The saltier the cheese, the sweeter the wine. The saltiest cheeses are usually the blue ones like Roquefort, Bleu d’Auvergne, Gorgonzola and not to forget the Stilton. Opposites attract each other, or complement each other. That’s why salty cheese pairs so well with sweet wines. White or red. There are some classics: Roquefort and Sauternes (Sweet white) and Stilton and Port (Sweet fortified red) (Yes, there are dry port, and white port, but they are all rare).
Advice number Four
How to combine red wine and cheese? There are a few things to remember. All cheese has some salt content, and salt will to a greater or lesser degree react with the tannins in a wine. The only exception to this is if you have crumbly and firm paste cheeses like Parmigiano Reggiano, Pecorino and the like. They can bear over with the tannins without leaving you with all metal taste on your palate.

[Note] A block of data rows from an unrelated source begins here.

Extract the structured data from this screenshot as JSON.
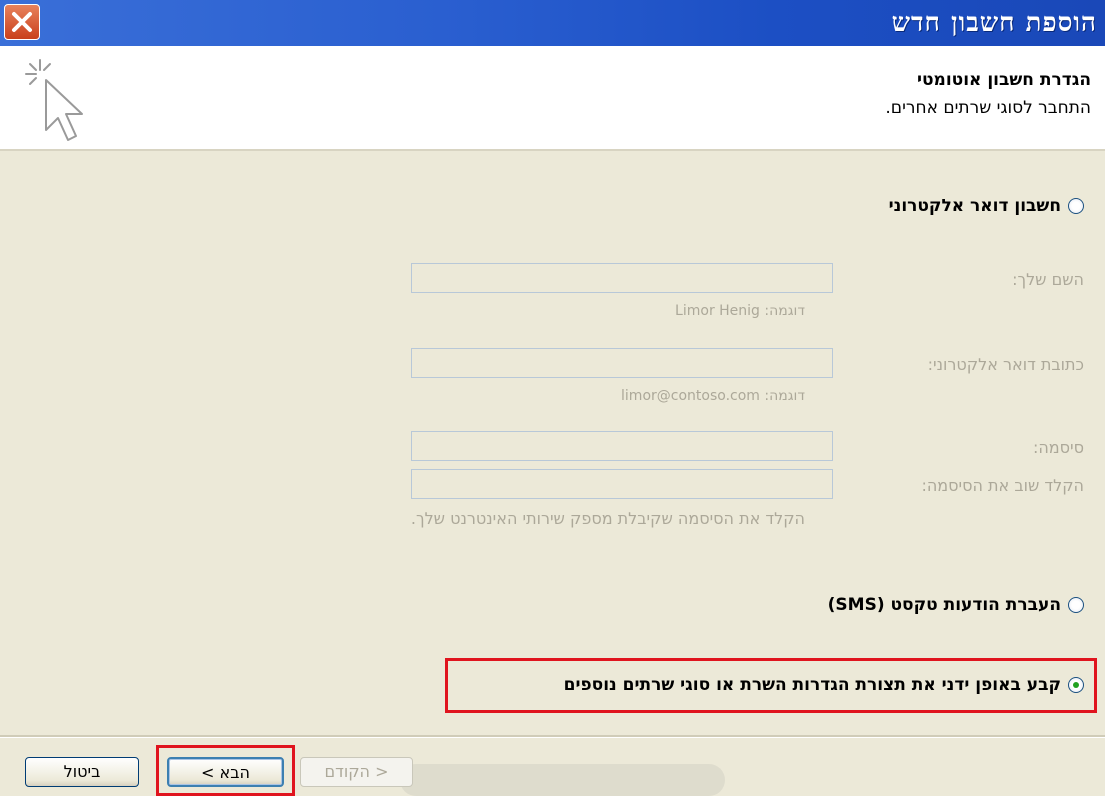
{
  "window": {
    "title": "הוספת חשבון חדש"
  },
  "header": {
    "title": "הגדרת חשבון אוטומטי",
    "subtitle": "התחבר לסוגי שרתים אחרים."
  },
  "options": {
    "email": "חשבון דואר אלקטרוני",
    "sms": "העברת הודעות טקסט (SMS)",
    "manual": "קבע באופן ידני את תצורת הגדרות השרת או סוגי שרתים נוספים"
  },
  "form": {
    "name_label": "השם שלך:",
    "name_hint": "דוגמה: Limor Henig",
    "email_label": "כתובת דואר אלקטרוני:",
    "email_hint": "דוגמה: limor@contoso.com",
    "password_label": "סיסמה:",
    "retype_label": "הקלד שוב את הסיסמה:",
    "password_hint": "הקלד את הסיסמה שקיבלת מספק שירותי האינטרנט שלך."
  },
  "buttons": {
    "cancel": "ביטול",
    "next": "הבא >",
    "back": "< הקודם"
  }
}
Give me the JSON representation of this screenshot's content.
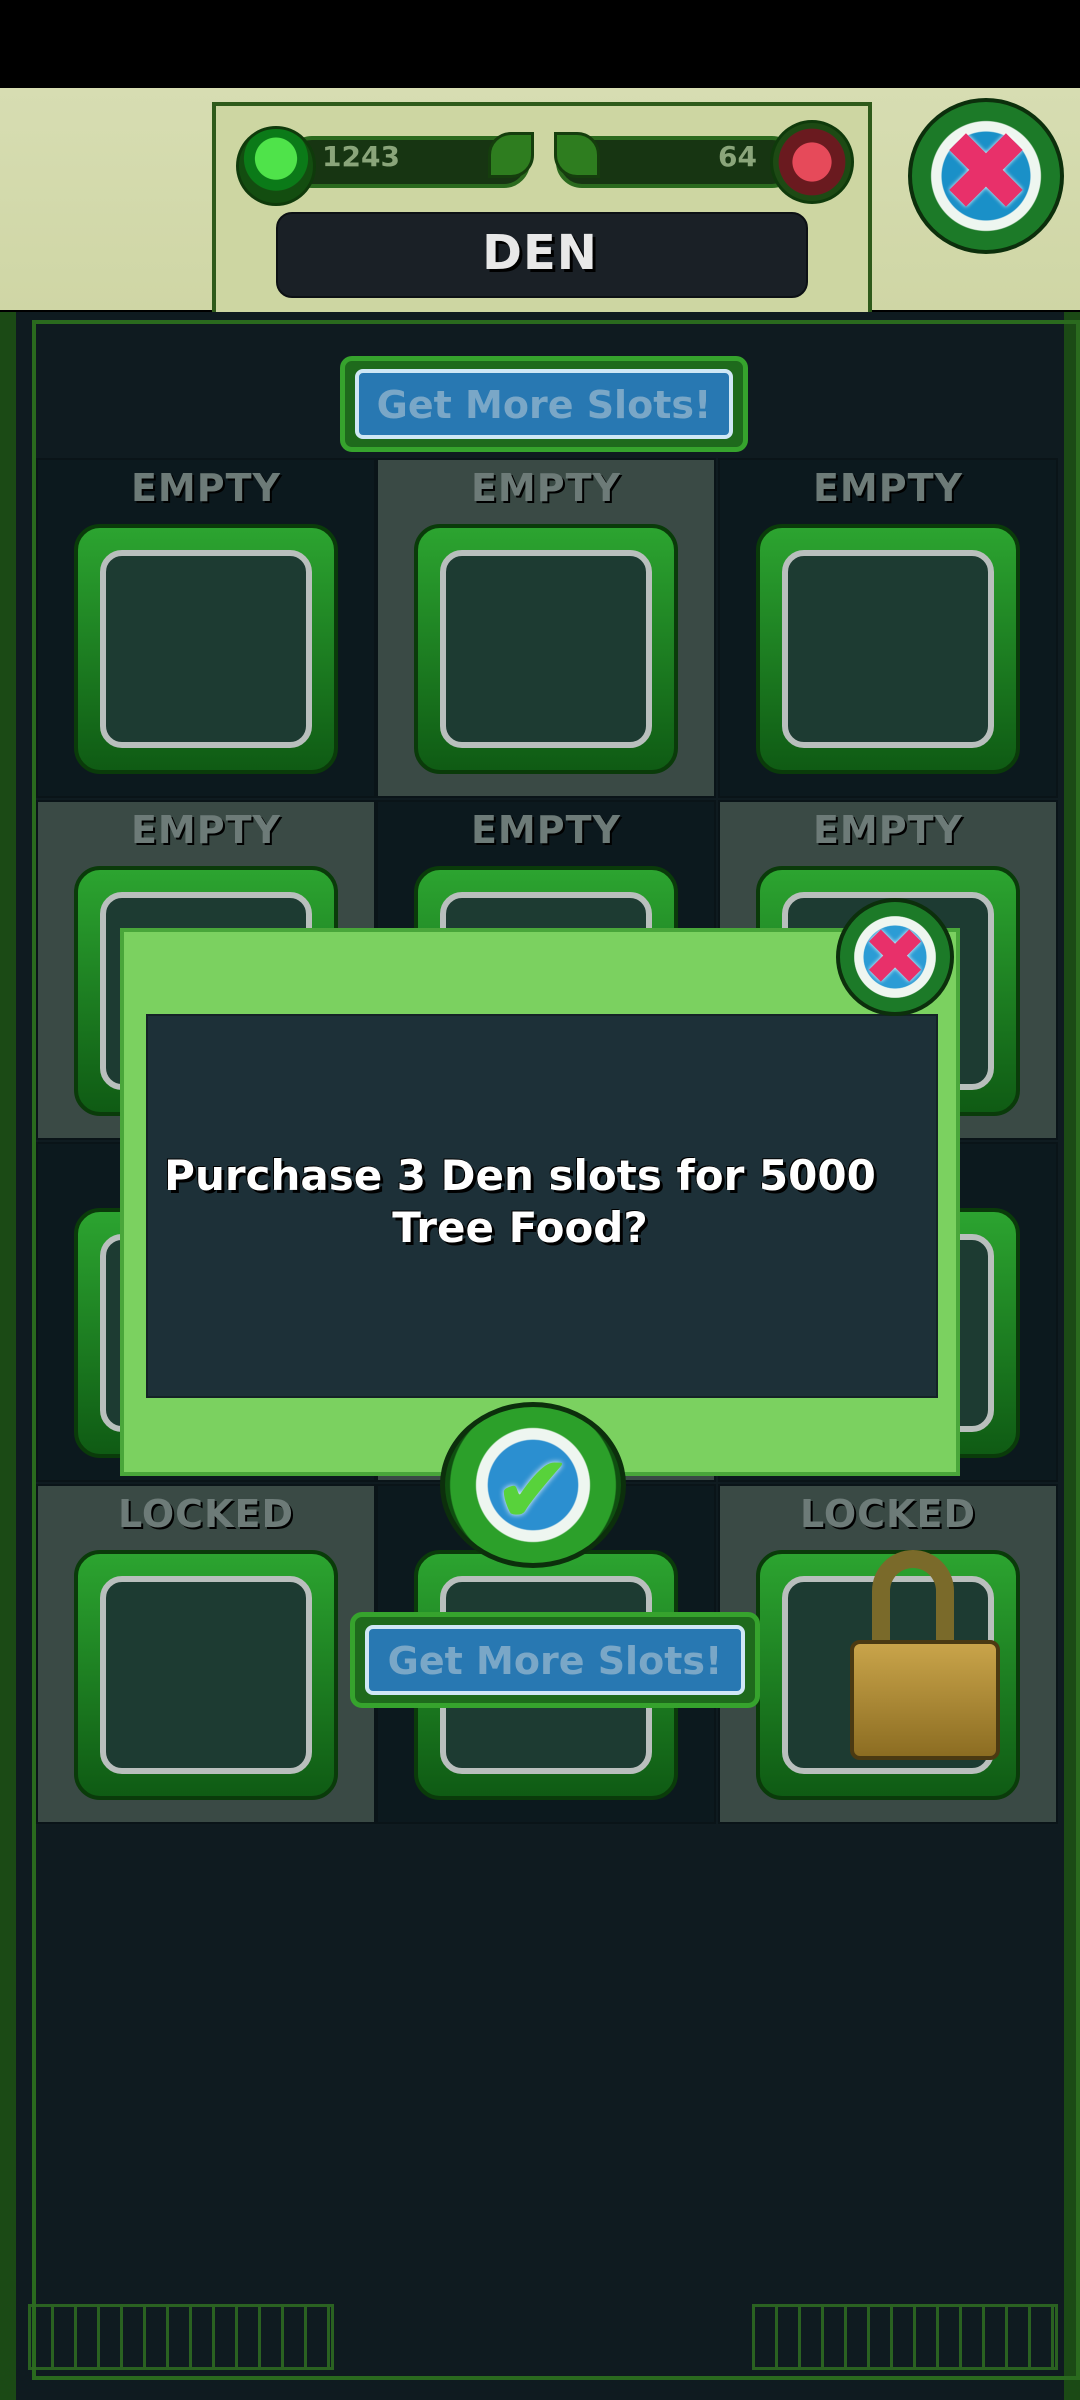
{
  "header": {
    "resource_left": "1243",
    "resource_right": "64",
    "title": "DEN"
  },
  "get_more_slots_label": "Get More Slots!",
  "grid": {
    "cells": [
      {
        "label": "EMPTY",
        "shade": "dark"
      },
      {
        "label": "EMPTY",
        "shade": "light"
      },
      {
        "label": "EMPTY",
        "shade": "dark"
      },
      {
        "label": "EMPTY",
        "shade": "light"
      },
      {
        "label": "EMPTY",
        "shade": "dark"
      },
      {
        "label": "EMPTY",
        "shade": "light"
      },
      {
        "label": "",
        "shade": "dark"
      },
      {
        "label": "",
        "shade": "light"
      },
      {
        "label": "",
        "shade": "dark"
      },
      {
        "label": "LOCKED",
        "shade": "light"
      },
      {
        "label": "",
        "shade": "dark"
      },
      {
        "label": "LOCKED",
        "shade": "light"
      }
    ]
  },
  "dialog": {
    "message": "Purchase 3 Den slots for 5000 Tree Food?"
  },
  "icons": {
    "close": "close-icon",
    "confirm": "checkmark-icon",
    "lock": "padlock-icon",
    "gumdrop": "tree-food-icon",
    "gem": "gem-icon"
  },
  "colors": {
    "dialog_green": "#7bd160",
    "board_bg": "#0f1b20",
    "header_bg": "#d9dfb3",
    "button_blue": "#2878b2"
  }
}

Having said all this, mature red wine and young fruity red wine like Beaujolais, Valpolicella and Joven works well.
Another thing to remember is that on a general note old-world reds work better than new world reds. That’s because the old world reds are subtler, slimmer, and more elegant than new world reds that unfortunately in many instances are over extracted and over oaked. I am not saying that is wrong as such, but it leaves you with a lot of wine in your mouth wondering where the cheese is. Cheese is however much or little taste and odor is has, a delicate matter and needs to be respected for that when choosing wine
Advice number Five:
Mature wine, red or white, pairs well with most cheese. In other words you don’t do much wrong if you serve mature wine with your cheese. But still, remember the last paragraph of rule number four.
Advice number Six:
The wine you drink needs higher concentration if you have mature cheese than if you have cheese that has not been aged. Rule of thumb: More expensive cheese requires more expensive wine. Or put more popular: better cheese requires better wine.
Advice number Seven:
Moderately bitter beer, cider, orange wine (natural wine) and sherry can in many instances substitute white or red wine. You can always have a clean black tea with your cheese, in my opinion anyway.
Advice number Eight:
Keep the number of cheeses down. The bigger the variety on your cheese plates the bigger the chance to go wrong in the wine pairing. If you’re inviting folks over for a cheese party, make sure you offer various wines as well, at least red and white. Blue cheeses do require some sweetness in the wine, remember. If the cheese you serve is part of a meal, one or two pieces of cheese is enough, and the matching is all that easier.
Advice number Nine:
Artisanal cheese and/or unpasteurized cheese are more demanding than commercially produced and/or pasteurized cheese. There is more taste which requires more from the paring wine(s), more tasteful wines.
Advice number Ten:
I personally do not drink or serve liquor with cheese but I do recommend it as worth trying sometimes. Both Whisky and Calvados work fine with cheese. The Whisky mostly with Cheddar type cheese and the Calvados with Camembert type cheese. For the Whisky choose single malts and add a few drops of water.